• Exercise details
Look through the entries for the string "title" and copy every line where it shows up.
---+---
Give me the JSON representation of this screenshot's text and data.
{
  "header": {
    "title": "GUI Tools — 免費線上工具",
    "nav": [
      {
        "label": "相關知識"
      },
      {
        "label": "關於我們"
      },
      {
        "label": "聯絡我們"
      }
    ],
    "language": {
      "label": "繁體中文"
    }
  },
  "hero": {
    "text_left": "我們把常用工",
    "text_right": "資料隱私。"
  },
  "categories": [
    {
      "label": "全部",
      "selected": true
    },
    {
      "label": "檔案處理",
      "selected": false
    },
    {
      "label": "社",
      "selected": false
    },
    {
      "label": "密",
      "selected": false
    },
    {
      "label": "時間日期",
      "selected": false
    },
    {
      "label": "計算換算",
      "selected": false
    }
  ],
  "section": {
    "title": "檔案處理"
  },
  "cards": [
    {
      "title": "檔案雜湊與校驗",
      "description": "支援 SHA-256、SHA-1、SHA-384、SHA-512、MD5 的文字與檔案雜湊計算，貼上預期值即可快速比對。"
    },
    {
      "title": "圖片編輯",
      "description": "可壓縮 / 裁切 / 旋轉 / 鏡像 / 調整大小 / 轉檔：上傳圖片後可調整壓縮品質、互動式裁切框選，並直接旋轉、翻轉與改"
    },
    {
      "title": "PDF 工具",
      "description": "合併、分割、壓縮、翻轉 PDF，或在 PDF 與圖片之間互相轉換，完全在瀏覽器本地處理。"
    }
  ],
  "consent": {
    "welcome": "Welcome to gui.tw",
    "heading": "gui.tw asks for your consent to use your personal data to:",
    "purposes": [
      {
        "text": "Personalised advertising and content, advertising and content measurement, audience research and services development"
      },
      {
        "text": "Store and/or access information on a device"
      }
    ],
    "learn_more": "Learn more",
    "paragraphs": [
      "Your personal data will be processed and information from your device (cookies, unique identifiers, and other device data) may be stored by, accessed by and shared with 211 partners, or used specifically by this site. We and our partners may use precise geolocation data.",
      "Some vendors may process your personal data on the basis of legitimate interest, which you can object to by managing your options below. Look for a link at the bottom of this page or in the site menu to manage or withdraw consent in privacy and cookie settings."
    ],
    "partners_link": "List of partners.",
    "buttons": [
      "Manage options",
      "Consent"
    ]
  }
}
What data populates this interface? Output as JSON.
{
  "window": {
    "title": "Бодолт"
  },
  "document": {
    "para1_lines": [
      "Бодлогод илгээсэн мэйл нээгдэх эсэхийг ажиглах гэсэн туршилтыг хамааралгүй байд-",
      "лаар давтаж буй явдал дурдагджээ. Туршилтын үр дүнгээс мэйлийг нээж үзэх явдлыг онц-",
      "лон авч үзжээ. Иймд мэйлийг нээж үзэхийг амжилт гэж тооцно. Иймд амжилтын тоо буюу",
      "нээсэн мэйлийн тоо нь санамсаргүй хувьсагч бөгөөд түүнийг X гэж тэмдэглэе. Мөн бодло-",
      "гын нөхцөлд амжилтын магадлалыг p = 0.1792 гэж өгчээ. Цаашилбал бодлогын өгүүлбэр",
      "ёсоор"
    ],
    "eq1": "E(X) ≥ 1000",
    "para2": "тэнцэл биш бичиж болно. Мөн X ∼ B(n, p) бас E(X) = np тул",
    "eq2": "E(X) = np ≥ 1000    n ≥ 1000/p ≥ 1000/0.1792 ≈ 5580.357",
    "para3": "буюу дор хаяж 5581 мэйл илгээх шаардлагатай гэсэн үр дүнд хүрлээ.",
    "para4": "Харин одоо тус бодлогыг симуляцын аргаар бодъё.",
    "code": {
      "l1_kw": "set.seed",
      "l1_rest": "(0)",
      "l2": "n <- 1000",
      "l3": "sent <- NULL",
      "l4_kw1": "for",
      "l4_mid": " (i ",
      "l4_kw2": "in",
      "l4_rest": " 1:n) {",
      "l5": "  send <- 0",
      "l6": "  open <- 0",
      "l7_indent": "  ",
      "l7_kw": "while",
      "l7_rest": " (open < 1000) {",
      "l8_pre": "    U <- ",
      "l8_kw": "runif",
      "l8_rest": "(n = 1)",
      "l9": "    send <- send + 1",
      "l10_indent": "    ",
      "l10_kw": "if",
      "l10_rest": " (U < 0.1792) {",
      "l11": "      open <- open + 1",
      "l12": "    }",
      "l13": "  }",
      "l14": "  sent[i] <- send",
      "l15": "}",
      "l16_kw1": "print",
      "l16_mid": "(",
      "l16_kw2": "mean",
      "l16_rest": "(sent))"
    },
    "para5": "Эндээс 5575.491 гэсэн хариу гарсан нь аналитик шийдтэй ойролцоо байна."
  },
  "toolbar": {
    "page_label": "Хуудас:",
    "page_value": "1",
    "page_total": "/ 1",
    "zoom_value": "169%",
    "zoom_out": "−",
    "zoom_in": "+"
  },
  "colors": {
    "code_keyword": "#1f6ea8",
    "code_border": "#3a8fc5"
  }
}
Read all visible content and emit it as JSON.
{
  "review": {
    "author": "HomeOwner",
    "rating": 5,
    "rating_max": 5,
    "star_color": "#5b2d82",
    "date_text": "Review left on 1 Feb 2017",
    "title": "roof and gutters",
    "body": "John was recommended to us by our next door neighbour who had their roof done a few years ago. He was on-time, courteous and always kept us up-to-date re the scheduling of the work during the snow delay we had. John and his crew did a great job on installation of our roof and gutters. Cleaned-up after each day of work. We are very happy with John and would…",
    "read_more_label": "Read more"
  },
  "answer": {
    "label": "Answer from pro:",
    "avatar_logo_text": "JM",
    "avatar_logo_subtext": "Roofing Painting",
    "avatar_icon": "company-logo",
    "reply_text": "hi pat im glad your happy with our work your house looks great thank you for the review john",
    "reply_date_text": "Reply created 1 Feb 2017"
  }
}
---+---
• Your response
    "title": "GUI Tools — 免費線上工具",
    "title": "檔案處理"
      "title": "檔案雜湊與校驗",
      "title": "圖片編輯",
      "title": "PDF 工具",
    "title": "Бодолт"
    "title": "roof and gutters",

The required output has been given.